    I would also add as an introvert, please, please don’t make me meet and greet. If you must, do it at the end of the service–extroverts can greet to their hearts content and we introverts can easily escape this highly uncomfortable ritual.

    • I did think at Disney World it was like a clean orderly city where the employees were good and kind. When I visit a church I don’t need false enthusiasm that I am there; cordiality and interest are plenty.

  • Donna Cullen says on

    Thank you for sharing this list. As an introverted person, I acknowledge that some welcoming practices are uncomfortable. Being sincere, demonstrating love for those outside the building – being in ministry and welcoming the stranger to engage in that ministry hold more weight. It is not about me or my family, it is about an outward focus. For me, the church is a place to convene to plan how to serve and to involve others (strangers) in that ministry. Capturing input from mission focused folks can prove allusive.

  • Hugh Callison says on

    I am surprised that there were no comments about the use of music in the plan for worship.
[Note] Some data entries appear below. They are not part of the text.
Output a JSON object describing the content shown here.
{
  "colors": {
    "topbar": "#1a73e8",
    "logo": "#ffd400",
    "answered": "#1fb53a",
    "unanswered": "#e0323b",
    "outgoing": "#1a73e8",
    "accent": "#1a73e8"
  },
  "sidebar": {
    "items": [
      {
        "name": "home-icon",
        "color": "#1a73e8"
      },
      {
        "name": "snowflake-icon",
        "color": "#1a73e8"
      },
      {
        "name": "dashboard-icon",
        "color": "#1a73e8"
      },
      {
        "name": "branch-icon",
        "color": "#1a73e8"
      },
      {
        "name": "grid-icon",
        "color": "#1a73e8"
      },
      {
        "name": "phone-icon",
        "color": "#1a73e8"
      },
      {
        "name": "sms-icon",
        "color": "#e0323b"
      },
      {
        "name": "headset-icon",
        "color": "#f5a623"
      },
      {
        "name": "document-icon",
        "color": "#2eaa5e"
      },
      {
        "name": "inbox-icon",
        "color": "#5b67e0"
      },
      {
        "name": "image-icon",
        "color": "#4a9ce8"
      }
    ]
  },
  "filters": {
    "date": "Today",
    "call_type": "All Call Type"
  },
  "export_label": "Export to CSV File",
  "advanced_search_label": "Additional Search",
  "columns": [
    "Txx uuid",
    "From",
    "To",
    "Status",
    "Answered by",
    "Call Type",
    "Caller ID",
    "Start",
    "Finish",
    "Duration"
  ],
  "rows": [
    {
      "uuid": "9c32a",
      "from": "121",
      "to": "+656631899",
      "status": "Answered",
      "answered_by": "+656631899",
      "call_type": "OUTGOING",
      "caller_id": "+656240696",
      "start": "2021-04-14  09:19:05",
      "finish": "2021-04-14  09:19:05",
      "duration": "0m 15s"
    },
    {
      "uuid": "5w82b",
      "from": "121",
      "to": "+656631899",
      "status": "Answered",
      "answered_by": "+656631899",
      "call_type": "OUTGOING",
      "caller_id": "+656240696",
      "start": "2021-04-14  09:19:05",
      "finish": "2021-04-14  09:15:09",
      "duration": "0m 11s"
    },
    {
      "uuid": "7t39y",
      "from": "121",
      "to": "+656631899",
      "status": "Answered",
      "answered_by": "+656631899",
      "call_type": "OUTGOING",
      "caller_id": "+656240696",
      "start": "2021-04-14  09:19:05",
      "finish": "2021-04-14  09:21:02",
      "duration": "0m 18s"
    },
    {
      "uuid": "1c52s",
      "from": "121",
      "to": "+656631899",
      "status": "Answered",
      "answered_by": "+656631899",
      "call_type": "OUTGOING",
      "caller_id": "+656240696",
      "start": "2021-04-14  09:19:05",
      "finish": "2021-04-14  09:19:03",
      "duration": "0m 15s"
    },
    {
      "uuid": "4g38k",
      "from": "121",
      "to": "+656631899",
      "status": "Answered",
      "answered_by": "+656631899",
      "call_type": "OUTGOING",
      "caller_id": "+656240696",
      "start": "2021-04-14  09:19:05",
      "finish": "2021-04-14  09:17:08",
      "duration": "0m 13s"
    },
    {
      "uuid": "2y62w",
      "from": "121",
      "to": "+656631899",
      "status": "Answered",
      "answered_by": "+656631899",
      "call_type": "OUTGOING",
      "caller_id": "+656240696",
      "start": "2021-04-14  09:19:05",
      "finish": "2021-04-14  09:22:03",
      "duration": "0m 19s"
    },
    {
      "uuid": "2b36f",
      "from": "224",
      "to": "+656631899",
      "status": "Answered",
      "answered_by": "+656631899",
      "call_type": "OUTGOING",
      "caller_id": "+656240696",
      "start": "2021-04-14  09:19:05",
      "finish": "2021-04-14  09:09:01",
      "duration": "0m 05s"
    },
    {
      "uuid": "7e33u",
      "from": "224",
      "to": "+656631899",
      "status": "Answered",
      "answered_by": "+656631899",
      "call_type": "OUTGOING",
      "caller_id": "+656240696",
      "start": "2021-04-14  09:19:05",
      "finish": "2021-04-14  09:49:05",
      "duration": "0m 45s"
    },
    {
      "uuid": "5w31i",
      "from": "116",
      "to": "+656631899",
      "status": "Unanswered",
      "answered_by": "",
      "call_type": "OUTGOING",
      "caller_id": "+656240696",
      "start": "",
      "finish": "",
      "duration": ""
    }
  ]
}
Most churches that I visit, but have no desire to visit again, seem to have the opinion that the worshippers are not capable of reading musical notation and that they might possibly be unable to sense a feeling of worship when only lyrics of hymns are provided for little-known or unknown hymns or choruses intended as an avenue for worship. If I ever attend a church that provides the musical notation and also provided musical accompaniment that agrees with the correct harmonization of that accompaniment, I would definitely return. I go to church for worship, not “friendly greetings,” clever sermons or entertaining dramatic skits. If I can freely worship God in a congregational setting, the “friendly” part will take care of itself as I become a regular worshipper in the congregation.

    • Amen. Hymnals are wonderful things and need to be used. If you expect people to sing, give them music to go by. And utilize the classics, not just 7-11 praise choruses (7 words repeated 11 times). I am the director of music and organist at the most wonderful United Church of Christ imaginable. A variety of music is good, but don’t count the beautiful classics out. And never forget the hymnals in the rack in front of you!!!

  • Love reading all responses ; we pray for the leadership of our country . We pray that the next President will be a godly man , and have godly thoughts , and do all in the will of God , and not by mans on ideals . Scriptures says ; What so ever you do in word or deed , do all in the name of Lord Jesus giving thanks to God and the Father by Him Col 3:17 . If Donald Trump is our next Leader ; I hope to see him in worship . Thank you, Bob